In the new normal, working beyond your state pension age is no longer seen as drudgery. With increasing longevity, the appeal of keeping busy with work has grown. Almost one-third of future retirees are expecting work to provide some of their income in retirement, with just under half suggesting one of the reasons for doing so would be to maintain social interaction.

The new normal means less binary decision-making. Each choice an individual makes along the way becomes critical, and the answers themselves are less obvious. How do you best invest your savings? Where is the best place for a rainy day fund? How do you want to take income in the future and what happens to your assets when you die?

 An abundance of choices to provide answers to the above questions is good, but too much choice can paralyse decision-making. The new normal requires a plan earlier in life.

All the while, policymakers have continued to give people plenty of things to think about. In the past 12 months alone, the previous chancellor deliberated over whether – and how – to cut pension tax relief for higher earners. The ‘pensions-ISA’ system was mooted as the culmination of a project to hand savers complete control over their retirement savings, while also providing a welcome boost to Treasury coffers in the short term.
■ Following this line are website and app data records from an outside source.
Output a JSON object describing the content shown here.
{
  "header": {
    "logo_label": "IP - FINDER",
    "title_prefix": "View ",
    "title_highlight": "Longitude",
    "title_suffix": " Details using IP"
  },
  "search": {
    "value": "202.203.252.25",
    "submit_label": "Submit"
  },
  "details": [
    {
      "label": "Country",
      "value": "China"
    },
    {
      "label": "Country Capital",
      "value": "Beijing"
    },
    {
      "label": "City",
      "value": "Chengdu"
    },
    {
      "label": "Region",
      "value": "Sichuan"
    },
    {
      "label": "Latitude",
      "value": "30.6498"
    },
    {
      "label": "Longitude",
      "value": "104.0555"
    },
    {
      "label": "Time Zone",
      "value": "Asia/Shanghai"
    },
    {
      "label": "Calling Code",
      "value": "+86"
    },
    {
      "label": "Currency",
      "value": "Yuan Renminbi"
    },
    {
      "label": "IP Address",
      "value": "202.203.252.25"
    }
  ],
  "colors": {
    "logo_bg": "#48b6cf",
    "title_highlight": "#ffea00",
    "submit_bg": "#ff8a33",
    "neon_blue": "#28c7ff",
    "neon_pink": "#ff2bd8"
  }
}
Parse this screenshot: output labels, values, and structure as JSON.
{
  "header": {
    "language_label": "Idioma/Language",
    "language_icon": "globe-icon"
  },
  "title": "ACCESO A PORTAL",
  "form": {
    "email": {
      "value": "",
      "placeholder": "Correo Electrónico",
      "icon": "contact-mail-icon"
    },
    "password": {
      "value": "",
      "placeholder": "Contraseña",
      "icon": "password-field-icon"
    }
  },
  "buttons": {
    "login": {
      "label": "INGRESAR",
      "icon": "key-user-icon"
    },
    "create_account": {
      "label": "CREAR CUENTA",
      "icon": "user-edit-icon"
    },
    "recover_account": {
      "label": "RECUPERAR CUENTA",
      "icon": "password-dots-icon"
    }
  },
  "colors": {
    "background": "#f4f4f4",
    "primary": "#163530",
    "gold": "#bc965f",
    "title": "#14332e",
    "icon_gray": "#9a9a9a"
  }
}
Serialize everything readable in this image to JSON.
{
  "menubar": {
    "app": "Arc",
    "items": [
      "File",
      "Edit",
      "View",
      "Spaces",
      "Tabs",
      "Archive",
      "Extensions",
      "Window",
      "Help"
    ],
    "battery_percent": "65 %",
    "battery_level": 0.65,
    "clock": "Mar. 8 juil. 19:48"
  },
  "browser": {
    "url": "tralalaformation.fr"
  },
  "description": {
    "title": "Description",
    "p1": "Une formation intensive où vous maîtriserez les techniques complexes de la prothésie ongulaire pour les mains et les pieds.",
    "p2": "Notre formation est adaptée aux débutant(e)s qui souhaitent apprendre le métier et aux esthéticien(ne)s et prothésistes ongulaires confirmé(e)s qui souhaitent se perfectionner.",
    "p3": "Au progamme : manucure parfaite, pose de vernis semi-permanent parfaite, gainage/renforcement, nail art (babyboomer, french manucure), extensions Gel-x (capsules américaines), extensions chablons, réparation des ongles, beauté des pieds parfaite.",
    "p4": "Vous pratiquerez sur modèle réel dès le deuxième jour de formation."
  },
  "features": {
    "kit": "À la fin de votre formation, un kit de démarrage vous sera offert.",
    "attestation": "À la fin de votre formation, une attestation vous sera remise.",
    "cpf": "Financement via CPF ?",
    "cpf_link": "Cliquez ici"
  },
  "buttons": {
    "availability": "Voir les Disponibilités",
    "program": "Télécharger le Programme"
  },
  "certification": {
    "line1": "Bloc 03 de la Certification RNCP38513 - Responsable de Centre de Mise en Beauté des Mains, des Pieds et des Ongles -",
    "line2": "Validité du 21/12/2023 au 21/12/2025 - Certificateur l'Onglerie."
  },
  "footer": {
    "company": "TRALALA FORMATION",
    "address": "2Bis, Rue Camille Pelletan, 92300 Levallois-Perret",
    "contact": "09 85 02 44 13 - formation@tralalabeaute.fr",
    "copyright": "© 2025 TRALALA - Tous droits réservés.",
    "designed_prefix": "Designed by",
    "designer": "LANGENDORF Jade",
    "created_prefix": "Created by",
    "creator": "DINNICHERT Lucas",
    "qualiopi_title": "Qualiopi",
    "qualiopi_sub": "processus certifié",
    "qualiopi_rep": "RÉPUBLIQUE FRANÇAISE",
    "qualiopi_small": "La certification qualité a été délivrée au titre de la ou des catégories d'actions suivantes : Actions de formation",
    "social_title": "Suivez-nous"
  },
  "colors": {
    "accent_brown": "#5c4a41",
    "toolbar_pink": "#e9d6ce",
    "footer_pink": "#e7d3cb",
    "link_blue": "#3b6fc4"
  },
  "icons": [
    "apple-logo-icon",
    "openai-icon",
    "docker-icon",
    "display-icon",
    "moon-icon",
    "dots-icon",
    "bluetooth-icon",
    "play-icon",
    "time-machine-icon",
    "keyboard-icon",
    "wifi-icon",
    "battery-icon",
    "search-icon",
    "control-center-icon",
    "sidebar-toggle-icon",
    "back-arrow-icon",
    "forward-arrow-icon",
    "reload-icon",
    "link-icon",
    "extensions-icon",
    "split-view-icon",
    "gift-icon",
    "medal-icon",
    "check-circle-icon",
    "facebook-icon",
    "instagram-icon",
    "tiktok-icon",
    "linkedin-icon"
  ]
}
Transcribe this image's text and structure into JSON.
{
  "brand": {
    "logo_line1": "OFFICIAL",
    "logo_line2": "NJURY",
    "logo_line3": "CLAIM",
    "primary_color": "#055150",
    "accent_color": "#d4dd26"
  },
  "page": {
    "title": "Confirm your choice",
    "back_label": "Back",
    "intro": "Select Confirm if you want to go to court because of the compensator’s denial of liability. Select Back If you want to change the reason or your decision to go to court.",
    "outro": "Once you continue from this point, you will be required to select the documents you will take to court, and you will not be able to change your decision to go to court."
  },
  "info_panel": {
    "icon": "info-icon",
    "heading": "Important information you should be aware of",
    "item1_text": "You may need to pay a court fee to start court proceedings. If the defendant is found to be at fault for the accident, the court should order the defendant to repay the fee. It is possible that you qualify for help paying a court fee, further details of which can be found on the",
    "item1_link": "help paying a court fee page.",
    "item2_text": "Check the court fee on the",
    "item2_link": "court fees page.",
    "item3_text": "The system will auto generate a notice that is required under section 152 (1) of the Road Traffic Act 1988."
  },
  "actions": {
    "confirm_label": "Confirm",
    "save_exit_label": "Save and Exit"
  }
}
During her time as pensions minister, Baroness Altmann voiced her support for the current system of taxing pension income, rather than contributions, indicating a split between the DWP and HM Treasury on the matter. Baroness Altmann’s replacement at the DWP is Richard Harrington. It remains to be seen how much influence he will have and on what side of the camp he sits regarding taxing pensions.

Meanwhile, Philip Hammond has entered the Treasury while our new Prime Minister calls for greater unity. Following a tumultuous time for pensions, a change in tone towards greater unity and cross-department collaboration would be very welcome.

In order for everyone to acclimatise properly to the new normal, the new chancellor should commit to a return to a longer-term, strategic approach to pensions policymaking, enabling all parties, from regulators and providers to customers, to make decisions with confidence that the landscape will not continue to shift as fundamentally as it has in recent times.

Steven Levin is CEO of investment platforms at Old Mutual Wealth.

To view all of Old Mutual Wealth’s retirement reports, visit: products-and-investments/ pensions/pensions2015/